# [Description of the task]
Please give back each entry below unaltered, leaving the pictures out.

(Data extracted from a collection)
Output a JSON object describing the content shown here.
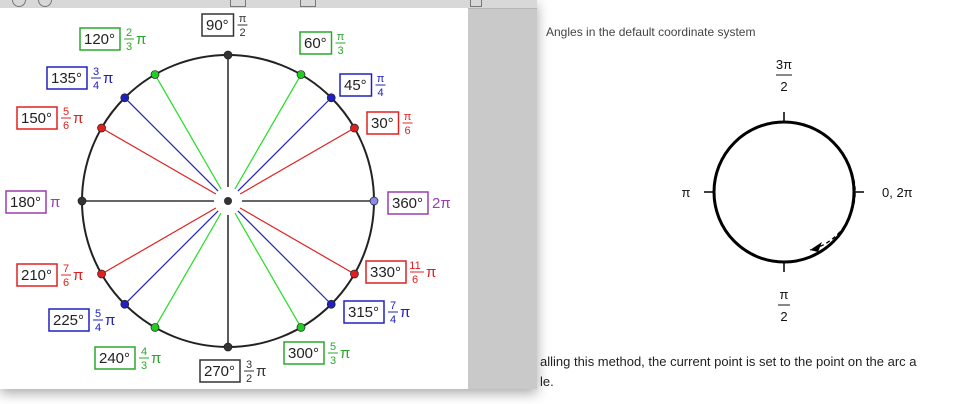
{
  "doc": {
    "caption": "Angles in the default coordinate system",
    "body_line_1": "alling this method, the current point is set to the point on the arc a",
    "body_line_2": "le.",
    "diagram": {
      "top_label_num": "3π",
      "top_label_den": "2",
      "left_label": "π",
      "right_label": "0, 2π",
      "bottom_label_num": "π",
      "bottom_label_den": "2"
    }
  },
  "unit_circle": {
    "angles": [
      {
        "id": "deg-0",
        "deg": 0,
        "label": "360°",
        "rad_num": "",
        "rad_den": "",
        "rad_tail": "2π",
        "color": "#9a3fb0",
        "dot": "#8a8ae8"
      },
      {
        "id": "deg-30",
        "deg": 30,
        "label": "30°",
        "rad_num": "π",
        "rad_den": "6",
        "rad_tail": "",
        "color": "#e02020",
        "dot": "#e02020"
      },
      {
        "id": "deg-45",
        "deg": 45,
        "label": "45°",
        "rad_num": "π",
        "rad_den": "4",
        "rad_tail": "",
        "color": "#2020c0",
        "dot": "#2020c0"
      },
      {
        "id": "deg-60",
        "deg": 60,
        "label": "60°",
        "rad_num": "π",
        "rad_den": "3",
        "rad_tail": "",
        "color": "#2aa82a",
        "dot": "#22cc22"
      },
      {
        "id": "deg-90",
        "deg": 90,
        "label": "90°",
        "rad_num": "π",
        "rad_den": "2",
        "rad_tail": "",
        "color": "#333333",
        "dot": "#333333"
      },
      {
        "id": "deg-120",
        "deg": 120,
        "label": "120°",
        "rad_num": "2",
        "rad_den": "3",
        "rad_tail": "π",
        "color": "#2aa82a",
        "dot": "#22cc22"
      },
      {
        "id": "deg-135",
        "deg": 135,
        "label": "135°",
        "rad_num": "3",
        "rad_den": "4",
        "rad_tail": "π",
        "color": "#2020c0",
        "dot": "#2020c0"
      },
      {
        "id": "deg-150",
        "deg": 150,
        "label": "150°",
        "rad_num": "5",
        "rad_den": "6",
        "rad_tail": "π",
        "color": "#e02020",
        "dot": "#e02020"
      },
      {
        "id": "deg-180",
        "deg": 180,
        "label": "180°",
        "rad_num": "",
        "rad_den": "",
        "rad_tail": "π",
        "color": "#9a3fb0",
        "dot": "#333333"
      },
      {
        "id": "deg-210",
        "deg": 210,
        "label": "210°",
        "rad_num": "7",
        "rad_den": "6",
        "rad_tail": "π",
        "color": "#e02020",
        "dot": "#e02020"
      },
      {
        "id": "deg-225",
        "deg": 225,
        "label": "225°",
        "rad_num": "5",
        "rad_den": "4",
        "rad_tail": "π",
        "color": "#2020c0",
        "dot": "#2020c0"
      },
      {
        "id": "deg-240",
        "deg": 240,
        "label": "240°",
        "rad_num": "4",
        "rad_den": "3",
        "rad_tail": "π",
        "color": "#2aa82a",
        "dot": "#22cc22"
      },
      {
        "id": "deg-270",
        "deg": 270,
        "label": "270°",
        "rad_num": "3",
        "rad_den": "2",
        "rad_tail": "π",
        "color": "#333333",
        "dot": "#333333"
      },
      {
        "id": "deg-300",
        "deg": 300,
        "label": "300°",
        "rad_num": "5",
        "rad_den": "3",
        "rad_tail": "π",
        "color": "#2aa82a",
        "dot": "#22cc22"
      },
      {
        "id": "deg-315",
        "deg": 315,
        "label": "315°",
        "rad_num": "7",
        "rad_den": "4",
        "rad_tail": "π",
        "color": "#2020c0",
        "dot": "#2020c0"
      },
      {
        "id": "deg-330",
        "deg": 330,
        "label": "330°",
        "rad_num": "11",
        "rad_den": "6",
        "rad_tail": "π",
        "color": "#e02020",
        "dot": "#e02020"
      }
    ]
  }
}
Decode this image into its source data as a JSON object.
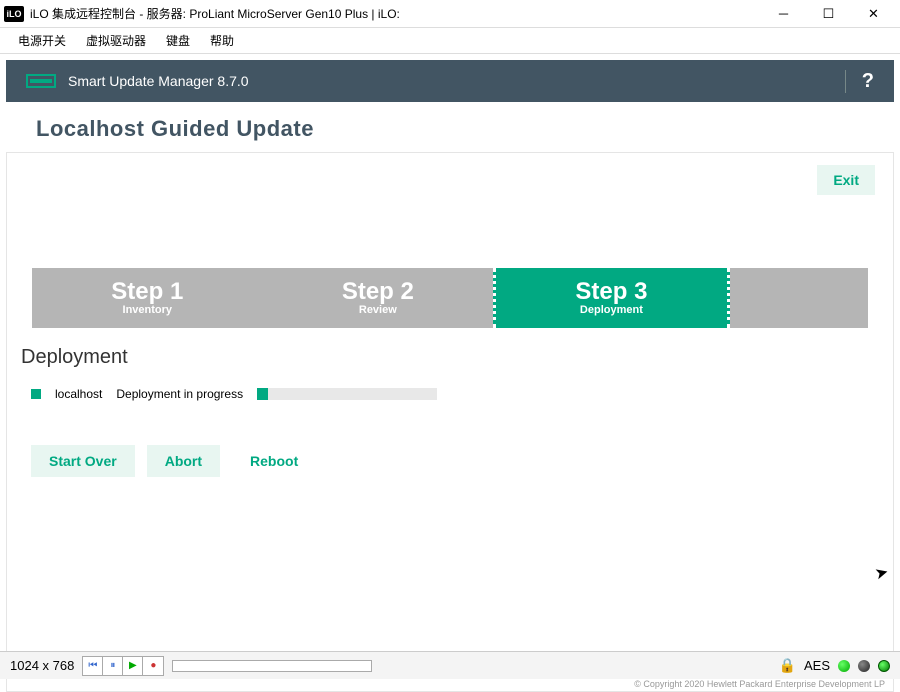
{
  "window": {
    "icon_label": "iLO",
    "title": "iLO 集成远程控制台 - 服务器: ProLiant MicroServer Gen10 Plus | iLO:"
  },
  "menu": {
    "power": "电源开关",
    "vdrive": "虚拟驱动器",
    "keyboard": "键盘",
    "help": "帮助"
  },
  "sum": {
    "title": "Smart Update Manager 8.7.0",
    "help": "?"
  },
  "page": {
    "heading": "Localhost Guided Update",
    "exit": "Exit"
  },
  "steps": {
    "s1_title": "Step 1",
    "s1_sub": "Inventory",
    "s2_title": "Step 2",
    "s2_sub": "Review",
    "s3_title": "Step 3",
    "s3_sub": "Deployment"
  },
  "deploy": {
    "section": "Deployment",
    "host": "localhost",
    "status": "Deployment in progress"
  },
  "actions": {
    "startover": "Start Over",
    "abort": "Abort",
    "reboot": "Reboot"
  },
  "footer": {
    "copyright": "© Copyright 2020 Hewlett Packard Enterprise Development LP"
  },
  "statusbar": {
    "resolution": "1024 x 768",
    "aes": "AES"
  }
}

# [Exercise response]
Output a JSON object describing the content shown here.
{
  "doc": {
    "caption": "Angles in the default coordinate system",
    "body_line_1": "alling this method, the current point is set to the point on the arc a",
    "body_line_2": "le.",
    "diagram": {
      "top_label_num": "3π",
      "top_label_den": "2",
      "left_label": "π",
      "right_label": "0, 2π",
      "bottom_label_num": "π",
      "bottom_label_den": "2"
    }
  },
  "unit_circle": {
    "angles": [
      {
        "id": "deg-0",
        "deg": 0,
        "label": "360°",
        "rad_num": "",
        "rad_den": "",
        "rad_tail": "2π",
        "color": "#9a3fb0",
        "dot": "#8a8ae8"
      },
      {
        "id": "deg-30",
        "deg": 30,
        "label": "30°",
        "rad_num": "π",
        "rad_den": "6",
        "rad_tail": "",
        "color": "#e02020",
        "dot": "#e02020"
      },
      {
        "id": "deg-45",
        "deg": 45,
        "label": "45°",
        "rad_num": "π",
        "rad_den": "4",
        "rad_tail": "",
        "color": "#2020c0",
        "dot": "#2020c0"
      },
      {
        "id": "deg-60",
        "deg": 60,
        "label": "60°",
        "rad_num": "π",
        "rad_den": "3",
        "rad_tail": "",
        "color": "#2aa82a",
        "dot": "#22cc22"
      },
      {
        "id": "deg-90",
        "deg": 90,
        "label": "90°",
        "rad_num": "π",
        "rad_den": "2",
        "rad_tail": "",
        "color": "#333333",
        "dot": "#333333"
      },
      {
        "id": "deg-120",
        "deg": 120,
        "label": "120°",
        "rad_num": "2",
        "rad_den": "3",
        "rad_tail": "π",
        "color": "#2aa82a",
        "dot": "#22cc22"
      },
      {
        "id": "deg-135",
        "deg": 135,
        "label": "135°",
        "rad_num": "3",
        "rad_den": "4",
        "rad_tail": "π",
        "color": "#2020c0",
        "dot": "#2020c0"
      },
      {
        "id": "deg-150",
        "deg": 150,
        "label": "150°",
        "rad_num": "5",
        "rad_den": "6",
        "rad_tail": "π",
        "color": "#e02020",
        "dot": "#e02020"
      },
      {
        "id": "deg-180",
        "deg": 180,
        "label": "180°",
        "rad_num": "",
        "rad_den": "",
        "rad_tail": "π",
        "color": "#9a3fb0",
        "dot": "#333333"
      },
      {
        "id": "deg-210",
        "deg": 210,
        "label": "210°",
        "rad_num": "7",
        "rad_den": "6",
        "rad_tail": "π",
        "color": "#e02020",
        "dot": "#e02020"
      },
      {
        "id": "deg-225",
        "deg": 225,
        "label": "225°",
        "rad_num": "5",
        "rad_den": "4",
        "rad_tail": "π",
        "color": "#2020c0",
        "dot": "#2020c0"
      },
      {
        "id": "deg-240",
        "deg": 240,
        "label": "240°",
        "rad_num": "4",
        "rad_den": "3",
        "rad_tail": "π",
        "color": "#2aa82a",
        "dot": "#22cc22"
      },
      {
        "id": "deg-270",
        "deg": 270,
        "label": "270°",
        "rad_num": "3",
        "rad_den": "2",
        "rad_tail": "π",
        "color": "#333333",
        "dot": "#333333"
      },
      {
        "id": "deg-300",
        "deg": 300,
        "label": "300°",
        "rad_num": "5",
        "rad_den": "3",
        "rad_tail": "π",
        "color": "#2aa82a",
        "dot": "#22cc22"
      },
      {
        "id": "deg-315",
        "deg": 315,
        "label": "315°",
        "rad_num": "7",
        "rad_den": "4",
        "rad_tail": "π",
        "color": "#2020c0",
        "dot": "#2020c0"
      },
      {
        "id": "deg-330",
        "deg": 330,
        "label": "330°",
        "rad_num": "11",
        "rad_den": "6",
        "rad_tail": "π",
        "color": "#e02020",
        "dot": "#e02020"
      }
    ]
  }
}
Decode this image into its source data as a JSON object.
{
  "window": {
    "icon_label": "iLO",
    "title": "iLO 集成远程控制台 - 服务器: ProLiant MicroServer Gen10 Plus | iLO:"
  },
  "menu": {
    "power": "电源开关",
    "vdrive": "虚拟驱动器",
    "keyboard": "键盘",
    "help": "帮助"
  },
  "sum": {
    "title": "Smart Update Manager 8.7.0",
    "help": "?"
  },
  "page": {
    "heading": "Localhost Guided Update",
    "exit": "Exit"
  },
  "steps": {
    "s1_title": "Step 1",
    "s1_sub": "Inventory",
    "s2_title": "Step 2",
    "s2_sub": "Review",
    "s3_title": "Step 3",
    "s3_sub": "Deployment"
  },
  "deploy": {
    "section": "Deployment",
    "host": "localhost",
    "status": "Deployment in progress"
  },
  "actions": {
    "startover": "Start Over",
    "abort": "Abort",
    "reboot": "Reboot"
  },
  "footer": {
    "copyright": "© Copyright 2020 Hewlett Packard Enterprise Development LP"
  },
  "statusbar": {
    "resolution": "1024 x 768",
    "aes": "AES"
  }
}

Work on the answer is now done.